-- Opening Marker --

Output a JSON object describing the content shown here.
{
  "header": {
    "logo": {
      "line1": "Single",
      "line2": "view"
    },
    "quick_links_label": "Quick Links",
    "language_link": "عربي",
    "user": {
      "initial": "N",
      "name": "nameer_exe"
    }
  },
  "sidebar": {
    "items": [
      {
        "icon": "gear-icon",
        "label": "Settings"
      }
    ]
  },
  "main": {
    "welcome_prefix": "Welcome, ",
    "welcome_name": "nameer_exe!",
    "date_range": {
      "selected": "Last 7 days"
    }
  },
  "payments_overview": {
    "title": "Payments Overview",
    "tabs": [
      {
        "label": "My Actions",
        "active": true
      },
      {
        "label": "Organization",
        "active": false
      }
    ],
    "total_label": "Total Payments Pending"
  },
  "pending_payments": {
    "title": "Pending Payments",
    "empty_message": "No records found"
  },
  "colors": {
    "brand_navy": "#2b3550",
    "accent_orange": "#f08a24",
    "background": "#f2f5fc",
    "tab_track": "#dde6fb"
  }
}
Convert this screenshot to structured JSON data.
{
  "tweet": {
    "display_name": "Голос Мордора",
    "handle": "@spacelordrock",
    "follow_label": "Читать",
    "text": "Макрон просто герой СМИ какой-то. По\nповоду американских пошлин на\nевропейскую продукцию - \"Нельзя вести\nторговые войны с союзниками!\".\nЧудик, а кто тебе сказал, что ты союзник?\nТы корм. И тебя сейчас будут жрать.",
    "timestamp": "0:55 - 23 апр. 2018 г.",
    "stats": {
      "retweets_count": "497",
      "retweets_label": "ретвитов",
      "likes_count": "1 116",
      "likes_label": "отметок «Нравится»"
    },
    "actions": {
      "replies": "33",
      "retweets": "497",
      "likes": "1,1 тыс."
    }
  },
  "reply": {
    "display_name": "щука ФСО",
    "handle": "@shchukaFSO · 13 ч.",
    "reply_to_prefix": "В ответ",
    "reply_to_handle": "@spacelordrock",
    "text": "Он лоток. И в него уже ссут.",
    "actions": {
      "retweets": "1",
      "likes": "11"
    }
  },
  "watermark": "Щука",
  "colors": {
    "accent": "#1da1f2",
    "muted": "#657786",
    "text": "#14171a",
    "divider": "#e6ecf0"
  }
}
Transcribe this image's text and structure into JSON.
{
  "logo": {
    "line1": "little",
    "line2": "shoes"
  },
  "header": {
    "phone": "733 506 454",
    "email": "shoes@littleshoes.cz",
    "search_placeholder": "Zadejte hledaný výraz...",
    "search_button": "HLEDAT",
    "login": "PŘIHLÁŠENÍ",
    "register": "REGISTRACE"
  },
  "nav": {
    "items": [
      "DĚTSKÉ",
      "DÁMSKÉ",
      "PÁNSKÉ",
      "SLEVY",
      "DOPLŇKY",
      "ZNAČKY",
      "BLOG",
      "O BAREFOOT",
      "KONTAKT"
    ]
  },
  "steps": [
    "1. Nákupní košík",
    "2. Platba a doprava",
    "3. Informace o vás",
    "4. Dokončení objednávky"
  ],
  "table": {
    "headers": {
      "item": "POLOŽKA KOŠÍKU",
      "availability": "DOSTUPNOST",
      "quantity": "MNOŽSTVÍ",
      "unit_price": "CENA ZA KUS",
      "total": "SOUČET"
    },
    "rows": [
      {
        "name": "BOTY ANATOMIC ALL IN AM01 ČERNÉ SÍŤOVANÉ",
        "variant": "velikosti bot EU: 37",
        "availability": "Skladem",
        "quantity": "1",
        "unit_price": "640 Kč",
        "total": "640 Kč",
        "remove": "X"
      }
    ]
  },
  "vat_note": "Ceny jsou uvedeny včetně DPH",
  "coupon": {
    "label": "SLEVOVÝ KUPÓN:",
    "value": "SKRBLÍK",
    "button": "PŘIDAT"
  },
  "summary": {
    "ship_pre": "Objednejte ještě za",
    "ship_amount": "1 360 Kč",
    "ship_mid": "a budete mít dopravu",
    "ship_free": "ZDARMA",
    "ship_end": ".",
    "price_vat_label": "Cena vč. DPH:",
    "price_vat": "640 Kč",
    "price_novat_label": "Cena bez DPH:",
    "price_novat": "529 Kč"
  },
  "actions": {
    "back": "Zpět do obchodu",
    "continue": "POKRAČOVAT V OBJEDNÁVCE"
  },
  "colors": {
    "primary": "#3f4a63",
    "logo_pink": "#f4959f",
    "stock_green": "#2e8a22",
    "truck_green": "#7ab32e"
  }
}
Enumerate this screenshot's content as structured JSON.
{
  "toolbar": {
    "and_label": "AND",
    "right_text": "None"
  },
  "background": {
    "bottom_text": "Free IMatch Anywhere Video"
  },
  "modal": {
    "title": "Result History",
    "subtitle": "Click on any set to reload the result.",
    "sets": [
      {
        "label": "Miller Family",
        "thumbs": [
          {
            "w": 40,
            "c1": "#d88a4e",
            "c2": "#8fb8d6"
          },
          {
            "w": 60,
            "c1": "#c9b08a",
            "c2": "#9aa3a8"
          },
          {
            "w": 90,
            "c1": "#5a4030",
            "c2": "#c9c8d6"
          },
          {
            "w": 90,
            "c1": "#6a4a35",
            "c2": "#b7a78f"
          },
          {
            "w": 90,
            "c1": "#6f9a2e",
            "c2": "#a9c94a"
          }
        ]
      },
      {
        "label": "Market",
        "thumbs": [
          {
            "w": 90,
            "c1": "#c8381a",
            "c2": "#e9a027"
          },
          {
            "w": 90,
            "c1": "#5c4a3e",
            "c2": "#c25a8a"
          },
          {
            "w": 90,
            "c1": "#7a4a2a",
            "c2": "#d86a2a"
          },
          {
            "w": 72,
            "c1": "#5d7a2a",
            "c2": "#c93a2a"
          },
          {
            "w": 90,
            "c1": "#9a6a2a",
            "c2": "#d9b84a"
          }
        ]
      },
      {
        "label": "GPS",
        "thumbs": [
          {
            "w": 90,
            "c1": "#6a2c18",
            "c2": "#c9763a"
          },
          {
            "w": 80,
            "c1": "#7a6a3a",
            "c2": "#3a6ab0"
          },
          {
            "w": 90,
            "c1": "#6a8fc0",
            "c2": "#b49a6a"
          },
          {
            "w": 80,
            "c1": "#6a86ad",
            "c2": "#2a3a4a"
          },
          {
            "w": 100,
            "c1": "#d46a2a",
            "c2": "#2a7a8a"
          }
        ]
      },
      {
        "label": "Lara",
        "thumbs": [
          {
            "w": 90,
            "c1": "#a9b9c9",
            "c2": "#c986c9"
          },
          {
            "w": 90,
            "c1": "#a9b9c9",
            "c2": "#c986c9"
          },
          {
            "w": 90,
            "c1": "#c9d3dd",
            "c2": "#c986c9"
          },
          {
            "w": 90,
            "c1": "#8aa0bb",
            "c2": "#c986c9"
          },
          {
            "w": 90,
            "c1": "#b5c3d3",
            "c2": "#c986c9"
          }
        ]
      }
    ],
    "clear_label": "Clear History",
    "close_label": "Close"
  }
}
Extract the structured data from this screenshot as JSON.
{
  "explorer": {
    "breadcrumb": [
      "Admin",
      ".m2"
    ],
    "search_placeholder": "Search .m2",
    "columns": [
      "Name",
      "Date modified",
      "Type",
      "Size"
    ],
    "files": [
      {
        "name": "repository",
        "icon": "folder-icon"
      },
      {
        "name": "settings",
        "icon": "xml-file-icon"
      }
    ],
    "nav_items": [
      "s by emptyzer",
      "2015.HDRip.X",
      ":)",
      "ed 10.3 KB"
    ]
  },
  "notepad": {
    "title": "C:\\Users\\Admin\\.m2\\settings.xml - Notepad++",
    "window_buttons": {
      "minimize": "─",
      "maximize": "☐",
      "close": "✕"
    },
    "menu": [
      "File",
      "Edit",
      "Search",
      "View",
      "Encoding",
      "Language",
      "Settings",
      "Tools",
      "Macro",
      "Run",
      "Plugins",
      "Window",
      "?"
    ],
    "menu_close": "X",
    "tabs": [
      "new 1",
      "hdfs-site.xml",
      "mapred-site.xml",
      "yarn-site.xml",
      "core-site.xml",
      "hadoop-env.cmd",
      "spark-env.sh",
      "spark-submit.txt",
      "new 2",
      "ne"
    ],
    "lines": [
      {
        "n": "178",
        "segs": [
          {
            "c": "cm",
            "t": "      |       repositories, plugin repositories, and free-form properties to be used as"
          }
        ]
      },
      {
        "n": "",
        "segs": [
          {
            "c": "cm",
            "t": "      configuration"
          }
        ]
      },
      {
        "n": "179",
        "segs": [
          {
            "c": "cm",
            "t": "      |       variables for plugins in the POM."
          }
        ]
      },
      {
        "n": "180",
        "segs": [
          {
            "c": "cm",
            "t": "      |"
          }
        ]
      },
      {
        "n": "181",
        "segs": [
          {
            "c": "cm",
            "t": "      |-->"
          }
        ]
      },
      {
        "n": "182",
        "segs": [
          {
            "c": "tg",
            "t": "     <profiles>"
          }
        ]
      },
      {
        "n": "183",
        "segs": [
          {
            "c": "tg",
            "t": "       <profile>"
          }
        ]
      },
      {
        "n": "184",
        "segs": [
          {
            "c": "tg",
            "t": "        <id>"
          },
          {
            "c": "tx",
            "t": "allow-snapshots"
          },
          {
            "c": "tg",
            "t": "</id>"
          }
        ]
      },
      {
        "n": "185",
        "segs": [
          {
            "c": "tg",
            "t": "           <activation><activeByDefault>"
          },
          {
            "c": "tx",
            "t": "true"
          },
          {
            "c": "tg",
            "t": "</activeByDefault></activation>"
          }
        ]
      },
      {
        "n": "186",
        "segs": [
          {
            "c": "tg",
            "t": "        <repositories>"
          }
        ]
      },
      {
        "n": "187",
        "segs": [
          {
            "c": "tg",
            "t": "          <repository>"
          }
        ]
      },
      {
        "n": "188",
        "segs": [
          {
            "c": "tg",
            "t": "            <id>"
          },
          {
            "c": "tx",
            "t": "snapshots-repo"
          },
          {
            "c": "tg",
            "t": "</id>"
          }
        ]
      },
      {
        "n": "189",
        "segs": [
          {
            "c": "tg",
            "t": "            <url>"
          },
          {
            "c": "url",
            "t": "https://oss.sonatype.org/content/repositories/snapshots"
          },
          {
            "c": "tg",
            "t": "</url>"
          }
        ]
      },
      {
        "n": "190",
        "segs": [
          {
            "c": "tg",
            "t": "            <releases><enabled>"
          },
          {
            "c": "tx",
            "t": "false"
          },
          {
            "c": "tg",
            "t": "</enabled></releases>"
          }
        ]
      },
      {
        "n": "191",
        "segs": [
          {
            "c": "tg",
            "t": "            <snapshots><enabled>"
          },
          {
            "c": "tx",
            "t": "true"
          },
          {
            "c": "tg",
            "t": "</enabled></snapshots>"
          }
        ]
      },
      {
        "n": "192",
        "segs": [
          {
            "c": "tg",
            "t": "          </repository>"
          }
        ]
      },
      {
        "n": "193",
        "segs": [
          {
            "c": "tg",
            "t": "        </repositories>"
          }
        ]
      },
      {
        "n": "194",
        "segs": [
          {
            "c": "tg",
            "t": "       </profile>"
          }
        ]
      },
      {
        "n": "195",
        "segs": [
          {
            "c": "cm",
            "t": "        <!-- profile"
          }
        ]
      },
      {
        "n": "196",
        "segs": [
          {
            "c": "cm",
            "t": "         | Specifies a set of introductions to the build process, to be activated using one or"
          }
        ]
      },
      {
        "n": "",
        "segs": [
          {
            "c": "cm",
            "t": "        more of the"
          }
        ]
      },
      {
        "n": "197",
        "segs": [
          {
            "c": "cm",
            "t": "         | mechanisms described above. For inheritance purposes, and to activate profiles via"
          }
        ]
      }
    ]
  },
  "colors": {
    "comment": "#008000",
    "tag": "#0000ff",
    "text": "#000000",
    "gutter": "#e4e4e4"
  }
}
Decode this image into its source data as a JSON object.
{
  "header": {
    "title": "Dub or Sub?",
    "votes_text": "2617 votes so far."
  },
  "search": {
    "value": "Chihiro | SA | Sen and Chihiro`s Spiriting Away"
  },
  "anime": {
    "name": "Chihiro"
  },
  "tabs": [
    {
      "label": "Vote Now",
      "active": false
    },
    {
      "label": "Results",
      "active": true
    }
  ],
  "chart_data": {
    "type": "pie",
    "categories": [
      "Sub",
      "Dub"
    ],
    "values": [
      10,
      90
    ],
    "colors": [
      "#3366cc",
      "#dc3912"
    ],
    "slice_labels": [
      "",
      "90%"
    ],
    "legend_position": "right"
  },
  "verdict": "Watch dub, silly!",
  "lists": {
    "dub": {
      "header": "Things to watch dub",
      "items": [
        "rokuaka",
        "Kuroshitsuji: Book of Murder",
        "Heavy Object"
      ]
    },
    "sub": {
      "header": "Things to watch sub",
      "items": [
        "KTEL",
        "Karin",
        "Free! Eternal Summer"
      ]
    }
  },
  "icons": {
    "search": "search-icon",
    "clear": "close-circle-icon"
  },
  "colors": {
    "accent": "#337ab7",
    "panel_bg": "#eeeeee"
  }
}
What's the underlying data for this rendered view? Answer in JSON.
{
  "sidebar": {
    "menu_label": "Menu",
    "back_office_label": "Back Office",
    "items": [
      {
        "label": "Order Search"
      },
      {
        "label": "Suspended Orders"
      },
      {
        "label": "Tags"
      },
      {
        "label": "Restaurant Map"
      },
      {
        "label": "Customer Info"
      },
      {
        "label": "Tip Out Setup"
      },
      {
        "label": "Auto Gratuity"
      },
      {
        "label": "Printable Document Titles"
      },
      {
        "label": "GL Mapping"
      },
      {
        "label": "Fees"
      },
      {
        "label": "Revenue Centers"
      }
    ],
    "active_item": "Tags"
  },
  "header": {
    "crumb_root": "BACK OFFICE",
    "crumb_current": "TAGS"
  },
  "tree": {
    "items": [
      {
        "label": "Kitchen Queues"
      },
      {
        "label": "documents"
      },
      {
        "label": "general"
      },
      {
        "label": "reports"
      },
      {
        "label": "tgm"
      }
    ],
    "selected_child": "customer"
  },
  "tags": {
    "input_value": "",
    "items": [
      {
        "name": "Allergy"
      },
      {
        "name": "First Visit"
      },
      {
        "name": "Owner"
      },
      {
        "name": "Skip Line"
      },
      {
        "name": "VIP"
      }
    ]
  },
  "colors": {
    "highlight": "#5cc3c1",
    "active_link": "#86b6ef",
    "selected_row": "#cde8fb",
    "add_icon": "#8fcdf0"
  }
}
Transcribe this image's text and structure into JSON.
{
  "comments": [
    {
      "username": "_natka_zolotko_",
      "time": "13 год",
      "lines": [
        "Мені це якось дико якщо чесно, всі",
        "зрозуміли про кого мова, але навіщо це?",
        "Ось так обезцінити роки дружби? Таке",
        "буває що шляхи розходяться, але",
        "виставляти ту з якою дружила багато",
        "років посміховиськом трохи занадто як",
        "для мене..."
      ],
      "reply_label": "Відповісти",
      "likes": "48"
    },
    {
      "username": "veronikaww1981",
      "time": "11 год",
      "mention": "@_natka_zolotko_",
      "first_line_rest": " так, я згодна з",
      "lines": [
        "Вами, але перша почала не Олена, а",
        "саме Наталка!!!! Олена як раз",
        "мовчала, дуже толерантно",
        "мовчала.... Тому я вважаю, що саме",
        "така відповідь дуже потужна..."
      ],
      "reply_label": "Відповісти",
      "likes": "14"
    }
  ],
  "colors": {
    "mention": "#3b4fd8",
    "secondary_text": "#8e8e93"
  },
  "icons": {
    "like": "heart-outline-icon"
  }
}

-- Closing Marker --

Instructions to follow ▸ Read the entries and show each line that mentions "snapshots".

Completed exercise ▸
            "t": "allow-snapshots"
            "t": "snapshots-repo"
            "t": "https://oss.sonatype.org/content/repositories/snapshots"
            "t": "            <snapshots><enabled>"
            "t": "</enabled></snapshots>"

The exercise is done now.